Leave Myself Behind

Right before I read Catcher in the Rye, I had the pleasure of reading Bart Yates’ 2003 debut novel Leave Myself Behind. I had read reviews of the novel and several folks described it as a gay Catcher in the Rye, which of course I could not appreciate then since I had not read Salinger’s classic masterpiece. Having now read both works I can fully understand the analogy.

Quoting the description that appears in Goodreads, “Noah York is a closeted gay teenager with a foul mouth, a critical disposition, and plenty of material for his tirades”.  Noah and his widowed mom, a somewhat crazy poet, have just moved from Chicago to a small New Hampshire town, where she has taken a teaching job. In addition to the challenges most of us go through at that stage in life, 17-year old Noah is struggling with the recent death of his father, his sexuality and adjusting to his new home and school environment. His crazy mom decides to undertake a major remodel of the Victorian home where they live and in the course of doing it, discovers a series of jars hidden in the walls, containing mementos and notes from the former owner. This really bring mom’s craziness to a new high. Meanwhile Noah has developed an attraction and romantic interest in his troubled neighbor J.D., who is even more closeted than Noah.

I won’t elaborate much more on the story but hopefully this may prompt some of you to want to pick up the book and read it. I couldn’t help but wonder if the author’s choice of the name J.D. was a conscious decision to tip his hat to Salinger and of course the book to which myself and others so favorably compare Yates’ novel.

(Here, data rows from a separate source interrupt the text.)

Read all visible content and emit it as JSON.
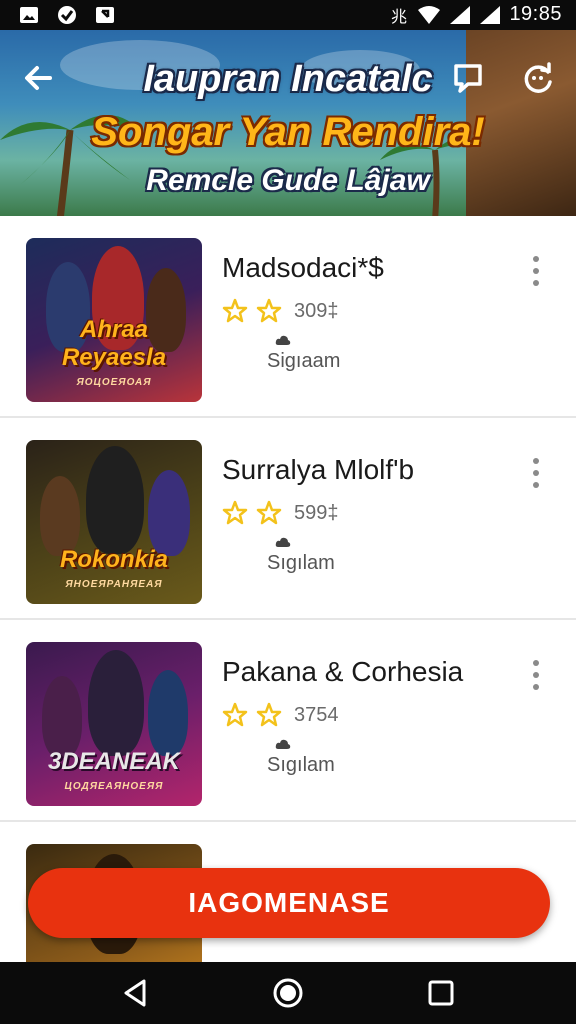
{
  "status_bar": {
    "time": "19:85",
    "left_icons": [
      "gallery-icon",
      "check-shield-icon",
      "download-icon"
    ],
    "right_icons": [
      "nfc-icon",
      "wifi-icon",
      "signal-icon",
      "signal-icon"
    ]
  },
  "header": {
    "title_line1": "Iaupran Incatalc",
    "title_line2": "Songar Yan Rendira!",
    "title_line3": "Remcle Gude Lâjaw",
    "back_icon": "back-arrow-icon",
    "chat_icon": "chat-icon",
    "refresh_icon": "refresh-icon"
  },
  "items": [
    {
      "title": "Madsodaci*$",
      "rating_count": "309‡",
      "developer": "Sigıaam",
      "art_title": "Ahraa Reyaesla",
      "art_sub": "ЯОЦОЕЯОАЯ",
      "stars": 2,
      "palette": [
        "#1d2c5a",
        "#b9343a",
        "#f4a11c"
      ]
    },
    {
      "title": "Surralya Mlolf'b",
      "rating_count": "599‡",
      "developer": "Sıgılam",
      "art_title": "Rokonkia",
      "art_sub": "ЯНОЕЯРАНЯЕАЯ",
      "stars": 2,
      "palette": [
        "#2a2218",
        "#6a5a1a",
        "#e2a21a"
      ]
    },
    {
      "title": "Pakana & Corhesia",
      "rating_count": "3754",
      "developer": "Sıgılam",
      "art_title": "3DEANEAK",
      "art_sub": "ЦОДЯЕАЯНОЕЯЯ",
      "stars": 2,
      "palette": [
        "#3a1a4e",
        "#b3256b",
        "#f0a437"
      ]
    }
  ],
  "cta": {
    "label": "IAGOMENASE"
  },
  "nav": {
    "back_icon": "nav-back-icon",
    "home_icon": "nav-home-icon",
    "recents_icon": "nav-recents-icon"
  },
  "colors": {
    "accent": "#e8320f",
    "star": "#f3c21b"
  }
}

For me this book was a great find both from the pleasure I derived from reading it as well as helping me in writing my own first novel.

Leave a Reply

Fill in your details below or click an icon to log in: Logo

You are commenting using your account. Log Out /  Change )

Google photo

You are commenting using your Google account. Log Out /  Change )

Twitter picture

You are commenting using your Twitter account. Log Out /  Change )

Facebook photo

You are commenting using your Facebook account. Log Out /  Change )

Connecting to %s